If / As / When interest rates / monetary policy start to normalize, it will be like someone shouting "Fire" in a packed theatre, with only one small door. For what it is worth, I have started to pull back from corporate bonds in recent weeks. Indeed, we have one of the arguably 100% guaranteed red warning lights flashing in this sector. The well known bond management house, Pimco, has a closed ended bond fund which, would you believe it, stands at a 70% premium to its underlying asset value. When investment trust-like vehicles stand at large premia to asset value this is usually 'kiss of death' warning stuff. I reported on one such China investment trust in a Bulletin (50% premium), just before the Chinese stock market crashed. To be fair, an equity market, when highly inflated, is likely to have a larger potential downside than corporate bonds of reasonable quality. And you can hold the bonds to maturity- albeit at huge potential opportunity cost and accept the likely existing loss to redemption. Fitch Ratings suggest that a return to early 2011 levels in Treasuries would take about 15% off the price of the average US corporate bond.

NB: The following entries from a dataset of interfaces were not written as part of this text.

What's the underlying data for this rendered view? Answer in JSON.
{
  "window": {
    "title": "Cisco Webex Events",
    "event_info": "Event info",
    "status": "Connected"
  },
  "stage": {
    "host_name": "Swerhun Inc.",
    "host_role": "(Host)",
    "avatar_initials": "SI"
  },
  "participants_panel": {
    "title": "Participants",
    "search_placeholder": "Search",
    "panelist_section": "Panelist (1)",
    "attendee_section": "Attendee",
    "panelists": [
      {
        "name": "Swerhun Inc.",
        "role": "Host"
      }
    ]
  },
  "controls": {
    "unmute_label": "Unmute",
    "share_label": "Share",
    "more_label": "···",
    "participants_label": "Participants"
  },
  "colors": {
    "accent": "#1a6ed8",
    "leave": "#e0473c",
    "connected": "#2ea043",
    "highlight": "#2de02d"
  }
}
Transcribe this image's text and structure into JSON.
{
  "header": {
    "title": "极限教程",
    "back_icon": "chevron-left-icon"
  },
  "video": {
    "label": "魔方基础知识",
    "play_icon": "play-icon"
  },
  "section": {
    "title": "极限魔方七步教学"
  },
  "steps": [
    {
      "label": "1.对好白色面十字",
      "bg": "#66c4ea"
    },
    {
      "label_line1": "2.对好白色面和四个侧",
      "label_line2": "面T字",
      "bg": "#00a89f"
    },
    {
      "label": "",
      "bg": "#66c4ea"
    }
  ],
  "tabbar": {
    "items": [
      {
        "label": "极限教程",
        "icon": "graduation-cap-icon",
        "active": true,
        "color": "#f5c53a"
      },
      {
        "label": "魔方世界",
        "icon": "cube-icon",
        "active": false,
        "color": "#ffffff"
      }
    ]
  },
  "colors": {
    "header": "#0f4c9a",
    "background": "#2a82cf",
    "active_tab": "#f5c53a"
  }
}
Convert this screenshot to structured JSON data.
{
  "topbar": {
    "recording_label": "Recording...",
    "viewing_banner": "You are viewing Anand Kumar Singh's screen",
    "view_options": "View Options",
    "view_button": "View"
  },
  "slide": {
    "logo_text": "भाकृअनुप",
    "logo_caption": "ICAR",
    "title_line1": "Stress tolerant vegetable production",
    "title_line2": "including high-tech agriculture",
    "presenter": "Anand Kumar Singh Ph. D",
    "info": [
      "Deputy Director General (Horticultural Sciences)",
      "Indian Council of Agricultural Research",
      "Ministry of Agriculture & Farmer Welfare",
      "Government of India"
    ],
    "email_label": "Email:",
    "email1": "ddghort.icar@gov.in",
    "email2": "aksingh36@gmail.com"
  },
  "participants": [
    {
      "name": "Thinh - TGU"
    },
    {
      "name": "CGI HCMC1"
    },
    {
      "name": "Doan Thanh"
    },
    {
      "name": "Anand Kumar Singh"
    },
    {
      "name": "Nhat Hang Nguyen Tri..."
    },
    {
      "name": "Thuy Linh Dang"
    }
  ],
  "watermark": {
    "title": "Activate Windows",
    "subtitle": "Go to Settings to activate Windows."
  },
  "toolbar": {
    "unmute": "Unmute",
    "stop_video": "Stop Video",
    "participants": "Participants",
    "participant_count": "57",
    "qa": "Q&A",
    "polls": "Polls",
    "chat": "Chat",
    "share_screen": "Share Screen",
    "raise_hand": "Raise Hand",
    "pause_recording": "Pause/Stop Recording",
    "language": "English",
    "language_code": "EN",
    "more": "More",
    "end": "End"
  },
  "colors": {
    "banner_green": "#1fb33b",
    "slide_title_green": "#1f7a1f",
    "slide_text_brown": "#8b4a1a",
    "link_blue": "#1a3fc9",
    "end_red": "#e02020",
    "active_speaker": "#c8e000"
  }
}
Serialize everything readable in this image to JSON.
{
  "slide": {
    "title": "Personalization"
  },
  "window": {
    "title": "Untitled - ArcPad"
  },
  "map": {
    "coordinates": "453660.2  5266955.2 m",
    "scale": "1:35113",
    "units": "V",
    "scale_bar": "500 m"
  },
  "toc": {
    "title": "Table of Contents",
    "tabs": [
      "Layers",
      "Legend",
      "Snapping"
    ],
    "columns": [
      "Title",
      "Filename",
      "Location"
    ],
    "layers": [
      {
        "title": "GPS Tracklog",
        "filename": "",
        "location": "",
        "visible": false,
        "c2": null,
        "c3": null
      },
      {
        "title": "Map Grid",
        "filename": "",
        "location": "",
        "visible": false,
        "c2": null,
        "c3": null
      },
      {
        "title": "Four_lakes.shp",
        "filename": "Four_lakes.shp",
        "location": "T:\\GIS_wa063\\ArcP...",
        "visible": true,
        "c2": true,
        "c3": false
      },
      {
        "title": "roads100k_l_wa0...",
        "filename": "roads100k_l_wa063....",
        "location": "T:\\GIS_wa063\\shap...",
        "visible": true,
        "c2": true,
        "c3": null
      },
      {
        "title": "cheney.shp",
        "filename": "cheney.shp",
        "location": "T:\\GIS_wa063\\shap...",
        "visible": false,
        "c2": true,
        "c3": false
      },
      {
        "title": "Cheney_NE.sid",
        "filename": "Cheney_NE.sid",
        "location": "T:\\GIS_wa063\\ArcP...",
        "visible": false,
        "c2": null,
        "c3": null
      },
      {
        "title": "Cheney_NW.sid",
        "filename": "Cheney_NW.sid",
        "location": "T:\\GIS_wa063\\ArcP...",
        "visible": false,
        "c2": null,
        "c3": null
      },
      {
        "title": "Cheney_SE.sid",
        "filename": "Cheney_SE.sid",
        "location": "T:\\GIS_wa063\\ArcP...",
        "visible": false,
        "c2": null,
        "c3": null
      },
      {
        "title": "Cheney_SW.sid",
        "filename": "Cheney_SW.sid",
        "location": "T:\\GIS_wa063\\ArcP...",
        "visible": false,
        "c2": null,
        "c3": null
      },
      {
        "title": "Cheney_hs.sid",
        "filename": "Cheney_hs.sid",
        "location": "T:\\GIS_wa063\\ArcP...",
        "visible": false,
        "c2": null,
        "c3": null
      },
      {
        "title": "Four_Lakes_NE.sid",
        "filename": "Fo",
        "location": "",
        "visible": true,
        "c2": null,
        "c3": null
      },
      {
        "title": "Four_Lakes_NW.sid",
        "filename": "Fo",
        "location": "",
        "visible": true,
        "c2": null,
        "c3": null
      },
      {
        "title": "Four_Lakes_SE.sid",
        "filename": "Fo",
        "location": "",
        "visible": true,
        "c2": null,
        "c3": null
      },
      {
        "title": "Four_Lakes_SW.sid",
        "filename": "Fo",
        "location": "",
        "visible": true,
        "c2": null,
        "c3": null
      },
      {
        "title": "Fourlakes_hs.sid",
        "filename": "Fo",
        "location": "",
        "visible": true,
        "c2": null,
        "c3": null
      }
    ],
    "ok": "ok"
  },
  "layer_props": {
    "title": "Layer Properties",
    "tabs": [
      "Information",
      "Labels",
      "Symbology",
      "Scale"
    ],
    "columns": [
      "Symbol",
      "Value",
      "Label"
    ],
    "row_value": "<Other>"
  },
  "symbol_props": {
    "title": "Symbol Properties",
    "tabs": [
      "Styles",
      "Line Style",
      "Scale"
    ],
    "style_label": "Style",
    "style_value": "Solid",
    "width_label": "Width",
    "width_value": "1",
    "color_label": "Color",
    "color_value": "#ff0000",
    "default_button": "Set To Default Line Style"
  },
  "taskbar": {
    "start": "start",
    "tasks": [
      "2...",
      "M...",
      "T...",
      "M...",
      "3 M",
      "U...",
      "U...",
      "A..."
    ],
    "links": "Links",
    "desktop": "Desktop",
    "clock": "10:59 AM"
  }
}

David Fuller's view I always find plenty to agree with and some points to disagree with in Peter Bennett's reports, and in that respect they help me to think.